This church dates back to the 1180s, when it was the main church in the regions of Stockholm and Djurgården. In 1529, this title was transferred to Storkyrkan. Solna Church has two famous fifteenth century wooden sculptures. One is of the patron saint of Solna, known as 'St Martin Riding a Horse'. There are also paintings by Petrus Målare and Albertus Pictor. August Strindberg, Ingrid Bergman, Vilhelm Moberg and Alfred Nobel were all buried here. Services are held every Sunday.
Frescati, named after Villa Frescati that takes its name from Frascati in Italy. The verdant area bordering the Villa is now commonly called Frescati and has become a popular academic haunt, with a number of educational institutions located in the area. The Bellman Relay is one of the most famous races in Sweden and its route passes through the beautiful green surroundings of Frescati. A verdant zone that students find a pleasure to lounge around in.
The tower was built over a hundred years ago, and its garden has trees from all over the world. Perfect for a lovely walk with a beautiful view! Brunch is served in the tower on Sundays.
This building is a fine example of the neo-classical style of architecture. Located close to Odenplan, this two-level, wooden residence is a prime tourist attraction. Architect Erik Palmstedt designed this building, which was commissioned by governor Carl Sparre. It is also known as the Wooden Palace, and was the residence of Queen Desideria in the early 1800s.
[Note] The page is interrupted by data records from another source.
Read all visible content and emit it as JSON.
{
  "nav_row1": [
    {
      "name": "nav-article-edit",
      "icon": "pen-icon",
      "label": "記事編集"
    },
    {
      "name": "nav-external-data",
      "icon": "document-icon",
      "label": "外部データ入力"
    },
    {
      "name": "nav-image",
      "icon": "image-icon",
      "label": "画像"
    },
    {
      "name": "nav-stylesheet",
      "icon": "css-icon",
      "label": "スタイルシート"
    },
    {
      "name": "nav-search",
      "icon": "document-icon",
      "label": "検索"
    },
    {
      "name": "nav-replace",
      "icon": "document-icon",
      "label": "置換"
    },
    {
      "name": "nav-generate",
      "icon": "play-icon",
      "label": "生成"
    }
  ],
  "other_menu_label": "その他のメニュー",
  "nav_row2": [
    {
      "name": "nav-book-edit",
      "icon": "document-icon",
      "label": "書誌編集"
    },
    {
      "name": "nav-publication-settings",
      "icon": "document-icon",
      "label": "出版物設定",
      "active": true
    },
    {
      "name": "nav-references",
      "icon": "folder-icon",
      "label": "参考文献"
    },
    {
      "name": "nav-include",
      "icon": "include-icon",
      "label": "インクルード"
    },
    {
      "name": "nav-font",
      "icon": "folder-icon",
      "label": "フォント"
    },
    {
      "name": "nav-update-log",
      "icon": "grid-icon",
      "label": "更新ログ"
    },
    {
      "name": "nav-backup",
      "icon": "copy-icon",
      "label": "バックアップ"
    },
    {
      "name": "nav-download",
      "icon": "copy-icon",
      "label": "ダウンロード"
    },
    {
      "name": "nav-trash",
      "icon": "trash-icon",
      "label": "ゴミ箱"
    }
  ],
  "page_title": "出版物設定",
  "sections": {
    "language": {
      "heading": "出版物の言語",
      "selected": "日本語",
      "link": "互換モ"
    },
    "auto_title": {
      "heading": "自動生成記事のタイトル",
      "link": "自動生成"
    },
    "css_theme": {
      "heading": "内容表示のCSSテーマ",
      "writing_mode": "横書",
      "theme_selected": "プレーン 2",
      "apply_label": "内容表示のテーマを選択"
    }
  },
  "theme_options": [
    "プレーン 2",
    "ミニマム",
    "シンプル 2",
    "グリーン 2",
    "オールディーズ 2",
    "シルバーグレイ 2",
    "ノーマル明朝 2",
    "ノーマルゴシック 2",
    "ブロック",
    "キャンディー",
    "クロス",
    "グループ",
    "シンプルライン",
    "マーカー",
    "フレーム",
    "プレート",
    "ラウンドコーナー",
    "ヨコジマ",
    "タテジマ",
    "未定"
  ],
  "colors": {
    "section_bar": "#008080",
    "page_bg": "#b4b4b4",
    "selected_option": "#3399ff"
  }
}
In 1913, Sweden experienced a revolution through the Pentecostal Movement and one of the results was the country's largest protestant Free Church movement and was headed by Pastor Lewi Pethrus. Pentecostal churches in Sweden are usually called Filadelfia. Built in 1930, the Filadelfia church is located where the old porcelain factory, Rörstrand, used to be. It lies next to the beautiful Rörstrand palace. Services are held through the week.
The Stora Skuggan, which literally translates into Big Shadow, is a historical site in the Nationalstadsparken Stockholm-Solna (National City Park). This site was constructed during the 18th Century, thus, making it one of the oldest venues in Stockholm. The Stora Skuggen, historically, has been used for various purposes such as a restaurant, farm and more. There's also an orangery at the venue which is a sight for sore eyes. The edifice is unique, extravagant and very well maintained till date. To know more about this delightful place, do visit their website.